The History Of Cheese
Cheese History From An Ancient Nomad’s Horseback To Today’s Luxury Cheese Cart
This is Page 1 of a four-page article on the history of cheese. Click on the black links below to visit other pages.
Cheese dates back to before recorded history, perhaps as far back as 6,000 B.C.E. We know that cheese was part of the Sumerian diet, 4000 years before the birth of Christ, made from both cows’ and goats’ milk and stored in tall jars. Egyptian tomb murals circa 2000 B.C.E. show butter and cheese being made, and other murals which show milk stored in skin bags suspended from poles demonstrate a knowledge of dairy husbandry.
An enormous variety of cheeses are made, in virtually every country on earth. Cheese varieties have been developed with the milk from a broad spectrum of animals—including the reindeer in Scandinavia, the boar in Africa, the water buffalo in Italy, the yak in Tibet, and the mare in Russia.
How old is the cheese you enjoy? Here are some dates compiled by one scholar:
| 879 C.E.
And before then?
Homer’s The Odyssey, written in the 8th century B.C.E., describes the making of the cheese that would later become known as feta.
Emmental, the Swiss cheese with eyes, was made by the Helvetians in the 1st century B.C.E.
In the first century, C.E., Pliny the Elder mentioned Cantal in his Historia Naturalis. Cantal, a cow’s milk cheese named after the Cantal Mountains in Auvergne, was originally produced by putting the curd into a formage, a wooden cylinder and the probable origin for the French and Italian words for cheese, fromage and formaggio, respectively.
Countless people made cheese, sold cheese, and ate cheese as a diet staple before these cheeses and others earned their place in the cheese pantheon, bringing recognition to their towns and nations. Here is a look at cheese through history.
In The Beginning
How did cheese come to be? First, man discovered that domestic animals could be milked. While no one can be certain who made the first cheese, we can be certain it was an accident.
Legend is that nomadic tribes of Central Asia who carried milk in animal skin bags “discovered” cheese. They carried milk in saddlebags made from animal skins, and possibly made from the stomach, which contains the coagulating enzyme known as rennin.
Or, fermentation of the milk sugars would cause the milk to curdle. The galloping motion of the horse, acting as churning, would effectively separate the milk into curds.

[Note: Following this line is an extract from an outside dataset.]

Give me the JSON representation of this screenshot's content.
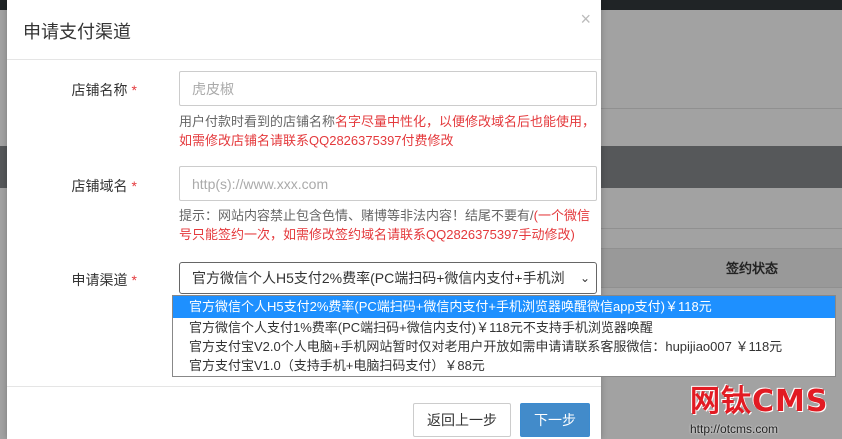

The result, curds and whey, provided a refreshing whey drink as well as curds, which would be drained through perforated earthenware bowls or woven reed baskets, and lightly salted to provide a tasty and nourishing high protein food.
However, any people with milking animals would have “discovered” cheese and yogurt in a similar way.
Any shepherd or farmer taking milk along with him in the stomach of slaughtered animal that is used as a canteen; or the beneficial microflora in a milkmaid’s oak bucket feeding on the simple sugars in the milk, releasing lactic acid that increases the acidity and causes coagulation.
Before long, people learned that the curds could be aged over weeks or months, and then, pressed together to form large cakes of cheese.
Most scholars agree that the art of cheesemaking traveled from Asia Minor to Europe, where it flourished in the hands of the Romans.
Continue To Page 2: The Romans Master Cheese-Making
Go To The Article Index Above